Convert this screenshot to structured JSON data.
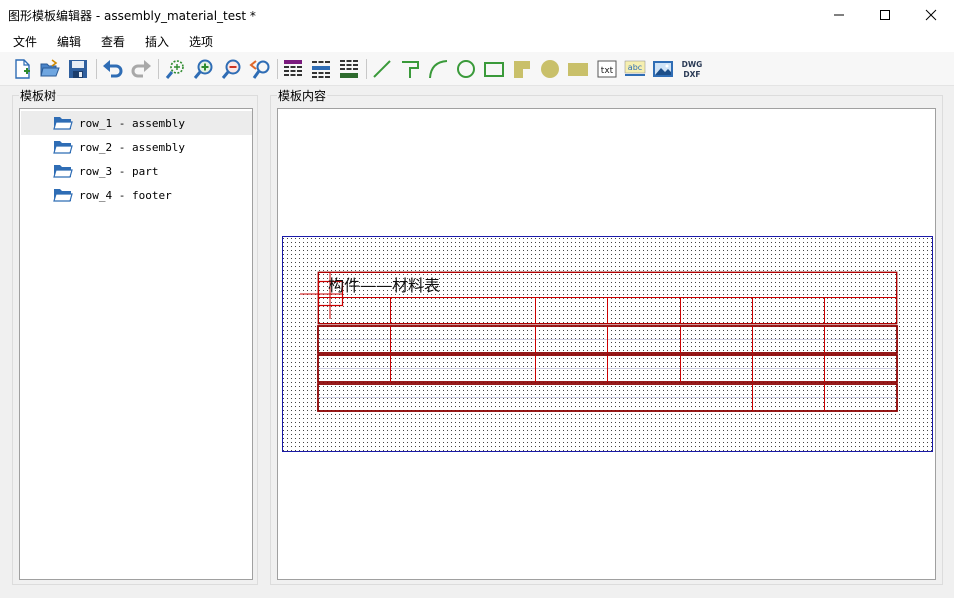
{
  "window": {
    "title": "图形模板编辑器 - assembly_material_test *"
  },
  "menu": {
    "items": [
      {
        "label": "文件"
      },
      {
        "label": "编辑"
      },
      {
        "label": "查看"
      },
      {
        "label": "插入"
      },
      {
        "label": "选项"
      }
    ]
  },
  "toolbar": {
    "buttons": [
      {
        "icon": "new-file-icon"
      },
      {
        "icon": "open-folder-icon"
      },
      {
        "icon": "save-icon"
      },
      {
        "icon": "undo-icon"
      },
      {
        "icon": "redo-icon"
      },
      {
        "icon": "zoom-fit-icon"
      },
      {
        "icon": "zoom-in-icon"
      },
      {
        "icon": "zoom-out-icon"
      },
      {
        "icon": "zoom-previous-icon"
      },
      {
        "icon": "insert-table-header-icon"
      },
      {
        "icon": "insert-table-row-icon"
      },
      {
        "icon": "insert-table-footer-icon"
      },
      {
        "icon": "draw-line-icon"
      },
      {
        "icon": "draw-polyline-icon"
      },
      {
        "icon": "draw-arc-icon"
      },
      {
        "icon": "draw-circle-icon"
      },
      {
        "icon": "draw-rectangle-icon"
      },
      {
        "icon": "draw-filled-polygon-icon"
      },
      {
        "icon": "draw-filled-circle-icon"
      },
      {
        "icon": "draw-filled-rectangle-icon"
      },
      {
        "icon": "insert-text-icon"
      },
      {
        "icon": "insert-attribute-text-icon"
      },
      {
        "icon": "insert-image-icon"
      },
      {
        "icon": "import-dwg-dxf-icon"
      }
    ],
    "txt_label": "txt",
    "abc_label": "abc",
    "dwg_label": "DWG",
    "dxf_label": "DXF"
  },
  "left_panel": {
    "title": "模板树",
    "items": [
      {
        "label": "row_1 - assembly",
        "selected": true
      },
      {
        "label": "row_2 - assembly",
        "selected": false
      },
      {
        "label": "row_3 - part",
        "selected": false
      },
      {
        "label": "row_4 - footer",
        "selected": false
      }
    ]
  },
  "right_panel": {
    "title": "模板内容",
    "table_title": "构件——材料表"
  },
  "colors": {
    "table_line": "#cc0000",
    "frame": "#1a1aa8",
    "folder": "#2f6db5"
  }
}
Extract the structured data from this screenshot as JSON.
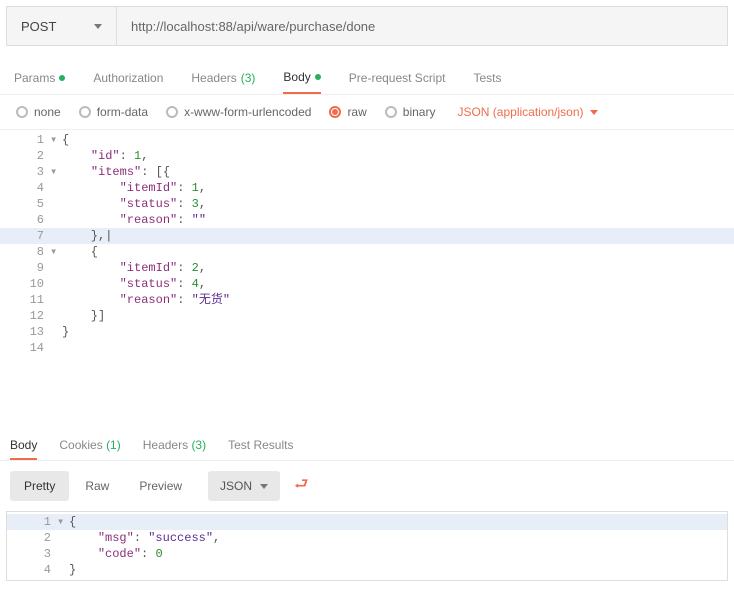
{
  "request": {
    "method": "POST",
    "url": "http://localhost:88/api/ware/purchase/done"
  },
  "tabs": {
    "params": "Params",
    "authorization": "Authorization",
    "headers": "Headers",
    "headers_count": "(3)",
    "body": "Body",
    "prerequest": "Pre-request Script",
    "tests": "Tests"
  },
  "body_options": {
    "none": "none",
    "formdata": "form-data",
    "xwww": "x-www-form-urlencoded",
    "raw": "raw",
    "binary": "binary",
    "content_type": "JSON (application/json)"
  },
  "request_body_lines": [
    {
      "n": 1,
      "fold": "▾",
      "code": [
        {
          "t": "brace",
          "v": "{"
        }
      ],
      "hl": false
    },
    {
      "n": 2,
      "fold": "",
      "code": [
        {
          "t": "plain",
          "v": "    "
        },
        {
          "t": "key",
          "v": "\"id\""
        },
        {
          "t": "plain",
          "v": ": "
        },
        {
          "t": "num",
          "v": "1"
        },
        {
          "t": "plain",
          "v": ","
        }
      ],
      "hl": false
    },
    {
      "n": 3,
      "fold": "▾",
      "code": [
        {
          "t": "plain",
          "v": "    "
        },
        {
          "t": "key",
          "v": "\"items\""
        },
        {
          "t": "plain",
          "v": ": [{"
        }
      ],
      "hl": false
    },
    {
      "n": 4,
      "fold": "",
      "code": [
        {
          "t": "plain",
          "v": "        "
        },
        {
          "t": "key",
          "v": "\"itemId\""
        },
        {
          "t": "plain",
          "v": ": "
        },
        {
          "t": "num",
          "v": "1"
        },
        {
          "t": "plain",
          "v": ","
        }
      ],
      "hl": false
    },
    {
      "n": 5,
      "fold": "",
      "code": [
        {
          "t": "plain",
          "v": "        "
        },
        {
          "t": "key",
          "v": "\"status\""
        },
        {
          "t": "plain",
          "v": ": "
        },
        {
          "t": "num",
          "v": "3"
        },
        {
          "t": "plain",
          "v": ","
        }
      ],
      "hl": false
    },
    {
      "n": 6,
      "fold": "",
      "code": [
        {
          "t": "plain",
          "v": "        "
        },
        {
          "t": "key",
          "v": "\"reason\""
        },
        {
          "t": "plain",
          "v": ": "
        },
        {
          "t": "str",
          "v": "\"\""
        }
      ],
      "hl": false
    },
    {
      "n": 7,
      "fold": "",
      "code": [
        {
          "t": "plain",
          "v": "    },|"
        }
      ],
      "hl": true
    },
    {
      "n": 8,
      "fold": "▾",
      "code": [
        {
          "t": "plain",
          "v": "    {"
        }
      ],
      "hl": false
    },
    {
      "n": 9,
      "fold": "",
      "code": [
        {
          "t": "plain",
          "v": "        "
        },
        {
          "t": "key",
          "v": "\"itemId\""
        },
        {
          "t": "plain",
          "v": ": "
        },
        {
          "t": "num",
          "v": "2"
        },
        {
          "t": "plain",
          "v": ","
        }
      ],
      "hl": false
    },
    {
      "n": 10,
      "fold": "",
      "code": [
        {
          "t": "plain",
          "v": "        "
        },
        {
          "t": "key",
          "v": "\"status\""
        },
        {
          "t": "plain",
          "v": ": "
        },
        {
          "t": "num",
          "v": "4"
        },
        {
          "t": "plain",
          "v": ","
        }
      ],
      "hl": false
    },
    {
      "n": 11,
      "fold": "",
      "code": [
        {
          "t": "plain",
          "v": "        "
        },
        {
          "t": "key",
          "v": "\"reason\""
        },
        {
          "t": "plain",
          "v": ": "
        },
        {
          "t": "str",
          "v": "\"无货\""
        }
      ],
      "hl": false
    },
    {
      "n": 12,
      "fold": "",
      "code": [
        {
          "t": "plain",
          "v": "    }]"
        }
      ],
      "hl": false
    },
    {
      "n": 13,
      "fold": "",
      "code": [
        {
          "t": "brace",
          "v": "}"
        }
      ],
      "hl": false
    },
    {
      "n": 14,
      "fold": "",
      "code": [
        {
          "t": "plain",
          "v": ""
        }
      ],
      "hl": false
    }
  ],
  "response_tabs": {
    "body": "Body",
    "cookies": "Cookies",
    "cookies_count": "(1)",
    "headers": "Headers",
    "headers_count": "(3)",
    "tests": "Test Results"
  },
  "response_toolbar": {
    "pretty": "Pretty",
    "raw": "Raw",
    "preview": "Preview",
    "format": "JSON"
  },
  "response_body_lines": [
    {
      "n": 1,
      "fold": "▾",
      "code": [
        {
          "t": "brace",
          "v": "{"
        }
      ],
      "hl": true
    },
    {
      "n": 2,
      "fold": "",
      "code": [
        {
          "t": "plain",
          "v": "    "
        },
        {
          "t": "key",
          "v": "\"msg\""
        },
        {
          "t": "plain",
          "v": ": "
        },
        {
          "t": "str",
          "v": "\"success\""
        },
        {
          "t": "plain",
          "v": ","
        }
      ],
      "hl": false
    },
    {
      "n": 3,
      "fold": "",
      "code": [
        {
          "t": "plain",
          "v": "    "
        },
        {
          "t": "key",
          "v": "\"code\""
        },
        {
          "t": "plain",
          "v": ": "
        },
        {
          "t": "num",
          "v": "0"
        }
      ],
      "hl": false
    },
    {
      "n": 4,
      "fold": "",
      "code": [
        {
          "t": "brace",
          "v": "}"
        }
      ],
      "hl": false
    }
  ]
}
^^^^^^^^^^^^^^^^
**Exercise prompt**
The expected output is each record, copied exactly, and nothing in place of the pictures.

**Solution to this problem**
Convert this screenshot to structured JSON data.
{
  "window": {
    "title": "图形模板编辑器 - assembly_material_test *"
  },
  "menu": {
    "items": [
      {
        "label": "文件"
      },
      {
        "label": "编辑"
      },
      {
        "label": "查看"
      },
      {
        "label": "插入"
      },
      {
        "label": "选项"
      }
    ]
  },
  "toolbar": {
    "buttons": [
      {
        "icon": "new-file-icon"
      },
      {
        "icon": "open-folder-icon"
      },
      {
        "icon": "save-icon"
      },
      {
        "icon": "undo-icon"
      },
      {
        "icon": "redo-icon"
      },
      {
        "icon": "zoom-fit-icon"
      },
      {
        "icon": "zoom-in-icon"
      },
      {
        "icon": "zoom-out-icon"
      },
      {
        "icon": "zoom-previous-icon"
      },
      {
        "icon": "insert-table-header-icon"
      },
      {
        "icon": "insert-table-row-icon"
      },
      {
        "icon": "insert-table-footer-icon"
      },
      {
        "icon": "draw-line-icon"
      },
      {
        "icon": "draw-polyline-icon"
      },
      {
        "icon": "draw-arc-icon"
      },
      {
        "icon": "draw-circle-icon"
      },
      {
        "icon": "draw-rectangle-icon"
      },
      {
        "icon": "draw-filled-polygon-icon"
      },
      {
        "icon": "draw-filled-circle-icon"
      },
      {
        "icon": "draw-filled-rectangle-icon"
      },
      {
        "icon": "insert-text-icon"
      },
      {
        "icon": "insert-attribute-text-icon"
      },
      {
        "icon": "insert-image-icon"
      },
      {
        "icon": "import-dwg-dxf-icon"
      }
    ],
    "txt_label": "txt",
    "abc_label": "abc",
    "dwg_label": "DWG",
    "dxf_label": "DXF"
  },
  "left_panel": {
    "title": "模板树",
    "items": [
      {
        "label": "row_1 - assembly",
        "selected": true
      },
      {
        "label": "row_2 - assembly",
        "selected": false
      },
      {
        "label": "row_3 - part",
        "selected": false
      },
      {
        "label": "row_4 - footer",
        "selected": false
      }
    ]
  },
  "right_panel": {
    "title": "模板内容",
    "table_title": "构件——材料表"
  },
  "colors": {
    "table_line": "#cc0000",
    "frame": "#1a1aa8",
    "folder": "#2f6db5"
  }
}
Extract the structured data from this screenshot as JSON.
{
  "request": {
    "method": "POST",
    "url": "http://localhost:88/api/ware/purchase/done"
  },
  "tabs": {
    "params": "Params",
    "authorization": "Authorization",
    "headers": "Headers",
    "headers_count": "(3)",
    "body": "Body",
    "prerequest": "Pre-request Script",
    "tests": "Tests"
  },
  "body_options": {
    "none": "none",
    "formdata": "form-data",
    "xwww": "x-www-form-urlencoded",
    "raw": "raw",
    "binary": "binary",
    "content_type": "JSON (application/json)"
  },
  "request_body_lines": [
    {
      "n": 1,
      "fold": "▾",
      "code": [
        {
          "t": "brace",
          "v": "{"
        }
      ],
      "hl": false
    },
    {
      "n": 2,
      "fold": "",
      "code": [
        {
          "t": "plain",
          "v": "    "
        },
        {
          "t": "key",
          "v": "\"id\""
        },
        {
          "t": "plain",
          "v": ": "
        },
        {
          "t": "num",
          "v": "1"
        },
        {
          "t": "plain",
          "v": ","
        }
      ],
      "hl": false
    },
    {
      "n": 3,
      "fold": "▾",
      "code": [
        {
          "t": "plain",
          "v": "    "
        },
        {
          "t": "key",
          "v": "\"items\""
        },
        {
          "t": "plain",
          "v": ": [{"
        }
      ],
      "hl": false
    },
    {
      "n": 4,
      "fold": "",
      "code": [
        {
          "t": "plain",
          "v": "        "
        },
        {
          "t": "key",
          "v": "\"itemId\""
        },
        {
          "t": "plain",
          "v": ": "
        },
        {
          "t": "num",
          "v": "1"
        },
        {
          "t": "plain",
          "v": ","
        }
      ],
      "hl": false
    },
    {
      "n": 5,
      "fold": "",
      "code": [
        {
          "t": "plain",
          "v": "        "
        },
        {
          "t": "key",
          "v": "\"status\""
        },
        {
          "t": "plain",
          "v": ": "
        },
        {
          "t": "num",
          "v": "3"
        },
        {
          "t": "plain",
          "v": ","
        }
      ],
      "hl": false
    },
    {
      "n": 6,
      "fold": "",
      "code": [
        {
          "t": "plain",
          "v": "        "
        },
        {
          "t": "key",
          "v": "\"reason\""
        },
        {
          "t": "plain",
          "v": ": "
        },
        {
          "t": "str",
          "v": "\"\""
        }
      ],
      "hl": false
    },
    {
      "n": 7,
      "fold": "",
      "code": [
        {
          "t": "plain",
          "v": "    },|"
        }
      ],
      "hl": true
    },
    {
      "n": 8,
      "fold": "▾",
      "code": [
        {
          "t": "plain",
          "v": "    {"
        }
      ],
      "hl": false
    },
    {
      "n": 9,
      "fold": "",
      "code": [
        {
          "t": "plain",
          "v": "        "
        },
        {
          "t": "key",
          "v": "\"itemId\""
        },
        {
          "t": "plain",
          "v": ": "
        },
        {
          "t": "num",
          "v": "2"
        },
        {
          "t": "plain",
          "v": ","
        }
      ],
      "hl": false
    },
    {
      "n": 10,
      "fold": "",
      "code": [
        {
          "t": "plain",
          "v": "        "
        },
        {
          "t": "key",
          "v": "\"status\""
        },
        {
          "t": "plain",
          "v": ": "
        },
        {
          "t": "num",
          "v": "4"
        },
        {
          "t": "plain",
          "v": ","
        }
      ],
      "hl": false
    },
    {
      "n": 11,
      "fold": "",
      "code": [
        {
          "t": "plain",
          "v": "        "
        },
        {
          "t": "key",
          "v": "\"reason\""
        },
        {
          "t": "plain",
          "v": ": "
        },
        {
          "t": "str",
          "v": "\"无货\""
        }
      ],
      "hl": false
    },
    {
      "n": 12,
      "fold": "",
      "code": [
        {
          "t": "plain",
          "v": "    }]"
        }
      ],
      "hl": false
    },
    {
      "n": 13,
      "fold": "",
      "code": [
        {
          "t": "brace",
          "v": "}"
        }
      ],
      "hl": false
    },
    {
      "n": 14,
      "fold": "",
      "code": [
        {
          "t": "plain",
          "v": ""
        }
      ],
      "hl": false
    }
  ],
  "response_tabs": {
    "body": "Body",
    "cookies": "Cookies",
    "cookies_count": "(1)",
    "headers": "Headers",
    "headers_count": "(3)",
    "tests": "Test Results"
  },
  "response_toolbar": {
    "pretty": "Pretty",
    "raw": "Raw",
    "preview": "Preview",
    "format": "JSON"
  },
  "response_body_lines": [
    {
      "n": 1,
      "fold": "▾",
      "code": [
        {
          "t": "brace",
          "v": "{"
        }
      ],
      "hl": true
    },
    {
      "n": 2,
      "fold": "",
      "code": [
        {
          "t": "plain",
          "v": "    "
        },
        {
          "t": "key",
          "v": "\"msg\""
        },
        {
          "t": "plain",
          "v": ": "
        },
        {
          "t": "str",
          "v": "\"success\""
        },
        {
          "t": "plain",
          "v": ","
        }
      ],
      "hl": false
    },
    {
      "n": 3,
      "fold": "",
      "code": [
        {
          "t": "plain",
          "v": "    "
        },
        {
          "t": "key",
          "v": "\"code\""
        },
        {
          "t": "plain",
          "v": ": "
        },
        {
          "t": "num",
          "v": "0"
        }
      ],
      "hl": false
    },
    {
      "n": 4,
      "fold": "",
      "code": [
        {
          "t": "brace",
          "v": "}"
        }
      ],
      "hl": false
    }
  ]
}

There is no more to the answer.